(Website and app data records)
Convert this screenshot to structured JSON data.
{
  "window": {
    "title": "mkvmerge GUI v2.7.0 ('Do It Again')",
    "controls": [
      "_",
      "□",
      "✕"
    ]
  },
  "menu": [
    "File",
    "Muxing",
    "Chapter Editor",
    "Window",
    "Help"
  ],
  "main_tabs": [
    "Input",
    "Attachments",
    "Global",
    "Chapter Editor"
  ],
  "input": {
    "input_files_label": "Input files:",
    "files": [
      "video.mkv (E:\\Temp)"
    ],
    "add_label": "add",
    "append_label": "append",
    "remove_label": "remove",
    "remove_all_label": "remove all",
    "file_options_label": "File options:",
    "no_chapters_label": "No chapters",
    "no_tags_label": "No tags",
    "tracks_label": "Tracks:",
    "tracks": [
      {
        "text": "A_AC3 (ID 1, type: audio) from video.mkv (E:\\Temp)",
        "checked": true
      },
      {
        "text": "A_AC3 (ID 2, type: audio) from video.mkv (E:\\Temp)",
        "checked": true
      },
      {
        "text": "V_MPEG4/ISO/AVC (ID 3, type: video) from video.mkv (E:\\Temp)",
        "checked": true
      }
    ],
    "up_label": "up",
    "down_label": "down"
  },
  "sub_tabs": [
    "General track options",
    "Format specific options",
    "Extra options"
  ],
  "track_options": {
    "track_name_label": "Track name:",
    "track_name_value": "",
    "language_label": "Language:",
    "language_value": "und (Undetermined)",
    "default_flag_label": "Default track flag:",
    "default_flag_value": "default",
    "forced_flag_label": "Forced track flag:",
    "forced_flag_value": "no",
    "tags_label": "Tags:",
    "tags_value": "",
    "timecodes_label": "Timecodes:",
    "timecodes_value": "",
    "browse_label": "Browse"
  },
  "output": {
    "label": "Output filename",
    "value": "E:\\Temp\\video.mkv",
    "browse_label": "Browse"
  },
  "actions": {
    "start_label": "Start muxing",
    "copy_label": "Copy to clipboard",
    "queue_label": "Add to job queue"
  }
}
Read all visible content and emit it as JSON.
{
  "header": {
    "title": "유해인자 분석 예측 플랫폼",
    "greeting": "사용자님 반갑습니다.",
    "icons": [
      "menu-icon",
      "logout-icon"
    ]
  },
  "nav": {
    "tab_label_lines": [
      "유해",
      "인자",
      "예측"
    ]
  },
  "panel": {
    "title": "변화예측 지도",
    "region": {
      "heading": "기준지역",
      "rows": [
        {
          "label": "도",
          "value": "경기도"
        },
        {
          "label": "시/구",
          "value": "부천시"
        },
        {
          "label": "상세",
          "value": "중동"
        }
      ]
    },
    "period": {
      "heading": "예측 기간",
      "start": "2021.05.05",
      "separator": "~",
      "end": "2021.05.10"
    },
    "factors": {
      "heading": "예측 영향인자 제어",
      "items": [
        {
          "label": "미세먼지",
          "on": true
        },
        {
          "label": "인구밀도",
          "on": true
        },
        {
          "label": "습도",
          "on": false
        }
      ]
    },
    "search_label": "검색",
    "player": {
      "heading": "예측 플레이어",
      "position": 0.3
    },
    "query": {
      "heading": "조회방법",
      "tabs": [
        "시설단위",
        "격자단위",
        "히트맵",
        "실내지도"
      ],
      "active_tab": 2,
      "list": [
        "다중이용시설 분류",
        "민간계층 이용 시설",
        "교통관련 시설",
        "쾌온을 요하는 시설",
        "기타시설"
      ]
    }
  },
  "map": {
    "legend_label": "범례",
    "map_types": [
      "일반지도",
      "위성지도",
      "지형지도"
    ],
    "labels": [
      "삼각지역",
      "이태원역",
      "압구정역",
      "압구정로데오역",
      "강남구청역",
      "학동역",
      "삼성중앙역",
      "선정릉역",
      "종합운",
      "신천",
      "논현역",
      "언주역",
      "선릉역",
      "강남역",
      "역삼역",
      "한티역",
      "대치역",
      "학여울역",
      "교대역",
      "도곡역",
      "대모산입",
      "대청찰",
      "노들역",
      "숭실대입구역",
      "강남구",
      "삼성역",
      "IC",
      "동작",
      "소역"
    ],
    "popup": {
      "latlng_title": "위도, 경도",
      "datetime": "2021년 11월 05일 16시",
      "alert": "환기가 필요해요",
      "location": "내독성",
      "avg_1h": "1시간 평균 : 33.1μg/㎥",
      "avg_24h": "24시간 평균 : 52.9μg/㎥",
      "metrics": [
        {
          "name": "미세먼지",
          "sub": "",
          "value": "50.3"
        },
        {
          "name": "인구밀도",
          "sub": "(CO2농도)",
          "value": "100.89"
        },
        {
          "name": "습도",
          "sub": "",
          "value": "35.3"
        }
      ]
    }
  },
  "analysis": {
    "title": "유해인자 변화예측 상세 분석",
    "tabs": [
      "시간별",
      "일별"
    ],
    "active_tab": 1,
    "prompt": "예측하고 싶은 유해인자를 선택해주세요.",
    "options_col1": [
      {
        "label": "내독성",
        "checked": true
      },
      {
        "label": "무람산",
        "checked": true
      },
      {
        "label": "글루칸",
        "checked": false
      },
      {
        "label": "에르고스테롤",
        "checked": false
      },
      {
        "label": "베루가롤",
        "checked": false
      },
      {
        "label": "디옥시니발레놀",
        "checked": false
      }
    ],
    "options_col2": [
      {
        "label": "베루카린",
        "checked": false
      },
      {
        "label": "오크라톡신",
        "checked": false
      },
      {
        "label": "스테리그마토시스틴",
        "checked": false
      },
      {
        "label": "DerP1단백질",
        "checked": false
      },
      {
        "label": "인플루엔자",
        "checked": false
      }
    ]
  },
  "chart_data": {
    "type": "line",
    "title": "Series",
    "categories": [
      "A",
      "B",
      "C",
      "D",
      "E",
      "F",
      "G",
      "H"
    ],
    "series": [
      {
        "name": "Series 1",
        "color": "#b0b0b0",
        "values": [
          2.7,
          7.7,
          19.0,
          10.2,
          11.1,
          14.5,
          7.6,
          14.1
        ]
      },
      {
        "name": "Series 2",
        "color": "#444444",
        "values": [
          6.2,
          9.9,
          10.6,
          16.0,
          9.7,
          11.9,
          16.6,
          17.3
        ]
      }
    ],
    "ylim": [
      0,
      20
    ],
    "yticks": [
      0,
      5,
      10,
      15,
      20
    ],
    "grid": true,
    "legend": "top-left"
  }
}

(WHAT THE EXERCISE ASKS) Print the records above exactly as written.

(SOLUTION TO THE EXERCISE)
Convert this screenshot to structured JSON data.
{
  "window": {
    "title": "mkvmerge GUI v2.7.0 ('Do It Again')",
    "controls": [
      "_",
      "□",
      "✕"
    ]
  },
  "menu": [
    "File",
    "Muxing",
    "Chapter Editor",
    "Window",
    "Help"
  ],
  "main_tabs": [
    "Input",
    "Attachments",
    "Global",
    "Chapter Editor"
  ],
  "input": {
    "input_files_label": "Input files:",
    "files": [
      "video.mkv (E:\\Temp)"
    ],
    "add_label": "add",
    "append_label": "append",
    "remove_label": "remove",
    "remove_all_label": "remove all",
    "file_options_label": "File options:",
    "no_chapters_label": "No chapters",
    "no_tags_label": "No tags",
    "tracks_label": "Tracks:",
    "tracks": [
      {
        "text": "A_AC3 (ID 1, type: audio) from video.mkv (E:\\Temp)",
        "checked": true
      },
      {
        "text": "A_AC3 (ID 2, type: audio) from video.mkv (E:\\Temp)",
        "checked": true
      },
      {
        "text": "V_MPEG4/ISO/AVC (ID 3, type: video) from video.mkv (E:\\Temp)",
        "checked": true
      }
    ],
    "up_label": "up",
    "down_label": "down"
  },
  "sub_tabs": [
    "General track options",
    "Format specific options",
    "Extra options"
  ],
  "track_options": {
    "track_name_label": "Track name:",
    "track_name_value": "",
    "language_label": "Language:",
    "language_value": "und (Undetermined)",
    "default_flag_label": "Default track flag:",
    "default_flag_value": "default",
    "forced_flag_label": "Forced track flag:",
    "forced_flag_value": "no",
    "tags_label": "Tags:",
    "tags_value": "",
    "timecodes_label": "Timecodes:",
    "timecodes_value": "",
    "browse_label": "Browse"
  },
  "output": {
    "label": "Output filename",
    "value": "E:\\Temp\\video.mkv",
    "browse_label": "Browse"
  },
  "actions": {
    "start_label": "Start muxing",
    "copy_label": "Copy to clipboard",
    "queue_label": "Add to job queue"
  }
}
Read all visible content and emit it as JSON.
{
  "header": {
    "title": "유해인자 분석 예측 플랫폼",
    "greeting": "사용자님 반갑습니다.",
    "icons": [
      "menu-icon",
      "logout-icon"
    ]
  },
  "nav": {
    "tab_label_lines": [
      "유해",
      "인자",
      "예측"
    ]
  },
  "panel": {
    "title": "변화예측 지도",
    "region": {
      "heading": "기준지역",
      "rows": [
        {
          "label": "도",
          "value": "경기도"
        },
        {
          "label": "시/구",
          "value": "부천시"
        },
        {
          "label": "상세",
          "value": "중동"
        }
      ]
    },
    "period": {
      "heading": "예측 기간",
      "start": "2021.05.05",
      "separator": "~",
      "end": "2021.05.10"
    },
    "factors": {
      "heading": "예측 영향인자 제어",
      "items": [
        {
          "label": "미세먼지",
          "on": true
        },
        {
          "label": "인구밀도",
          "on": true
        },
        {
          "label": "습도",
          "on": false
        }
      ]
    },
    "search_label": "검색",
    "player": {
      "heading": "예측 플레이어",
      "position": 0.3
    },
    "query": {
      "heading": "조회방법",
      "tabs": [
        "시설단위",
        "격자단위",
        "히트맵",
        "실내지도"
      ],
      "active_tab": 2,
      "list": [
        "다중이용시설 분류",
        "민간계층 이용 시설",
        "교통관련 시설",
        "쾌온을 요하는 시설",
        "기타시설"
      ]
    }
  },
  "map": {
    "legend_label": "범례",
    "map_types": [
      "일반지도",
      "위성지도",
      "지형지도"
    ],
    "labels": [
      "삼각지역",
      "이태원역",
      "압구정역",
      "압구정로데오역",
      "강남구청역",
      "학동역",
      "삼성중앙역",
      "선정릉역",
      "종합운",
      "신천",
      "논현역",
      "언주역",
      "선릉역",
      "강남역",
      "역삼역",
      "한티역",
      "대치역",
      "학여울역",
      "교대역",
      "도곡역",
      "대모산입",
      "대청찰",
      "노들역",
      "숭실대입구역",
      "강남구",
      "삼성역",
      "IC",
      "동작",
      "소역"
    ],
    "popup": {
      "latlng_title": "위도, 경도",
      "datetime": "2021년 11월 05일 16시",
      "alert": "환기가 필요해요",
      "location": "내독성",
      "avg_1h": "1시간 평균 : 33.1μg/㎥",
      "avg_24h": "24시간 평균 : 52.9μg/㎥",
      "metrics": [
        {
          "name": "미세먼지",
          "sub": "",
          "value": "50.3"
        },
        {
          "name": "인구밀도",
          "sub": "(CO2농도)",
          "value": "100.89"
        },
        {
          "name": "습도",
          "sub": "",
          "value": "35.3"
        }
      ]
    }
  },
  "analysis": {
    "title": "유해인자 변화예측 상세 분석",
    "tabs": [
      "시간별",
      "일별"
    ],
    "active_tab": 1,
    "prompt": "예측하고 싶은 유해인자를 선택해주세요.",
    "options_col1": [
      {
        "label": "내독성",
        "checked": true
      },
      {
        "label": "무람산",
        "checked": true
      },
      {
        "label": "글루칸",
        "checked": false
      },
      {
        "label": "에르고스테롤",
        "checked": false
      },
      {
        "label": "베루가롤",
        "checked": false
      },
      {
        "label": "디옥시니발레놀",
        "checked": false
      }
    ],
    "options_col2": [
      {
        "label": "베루카린",
        "checked": false
      },
      {
        "label": "오크라톡신",
        "checked": false
      },
      {
        "label": "스테리그마토시스틴",
        "checked": false
      },
      {
        "label": "DerP1단백질",
        "checked": false
      },
      {
        "label": "인플루엔자",
        "checked": false
      }
    ]
  },
  "chart_data": {
    "type": "line",
    "title": "Series",
    "categories": [
      "A",
      "B",
      "C",
      "D",
      "E",
      "F",
      "G",
      "H"
    ],
    "series": [
      {
        "name": "Series 1",
        "color": "#b0b0b0",
        "values": [
          2.7,
          7.7,
          19.0,
          10.2,
          11.1,
          14.5,
          7.6,
          14.1
        ]
      },
      {
        "name": "Series 2",
        "color": "#444444",
        "values": [
          6.2,
          9.9,
          10.6,
          16.0,
          9.7,
          11.9,
          16.6,
          17.3
        ]
      }
    ],
    "ylim": [
      0,
      20
    ],
    "yticks": [
      0,
      5,
      10,
      15,
      20
    ],
    "grid": true,
    "legend": "top-left"
  }
}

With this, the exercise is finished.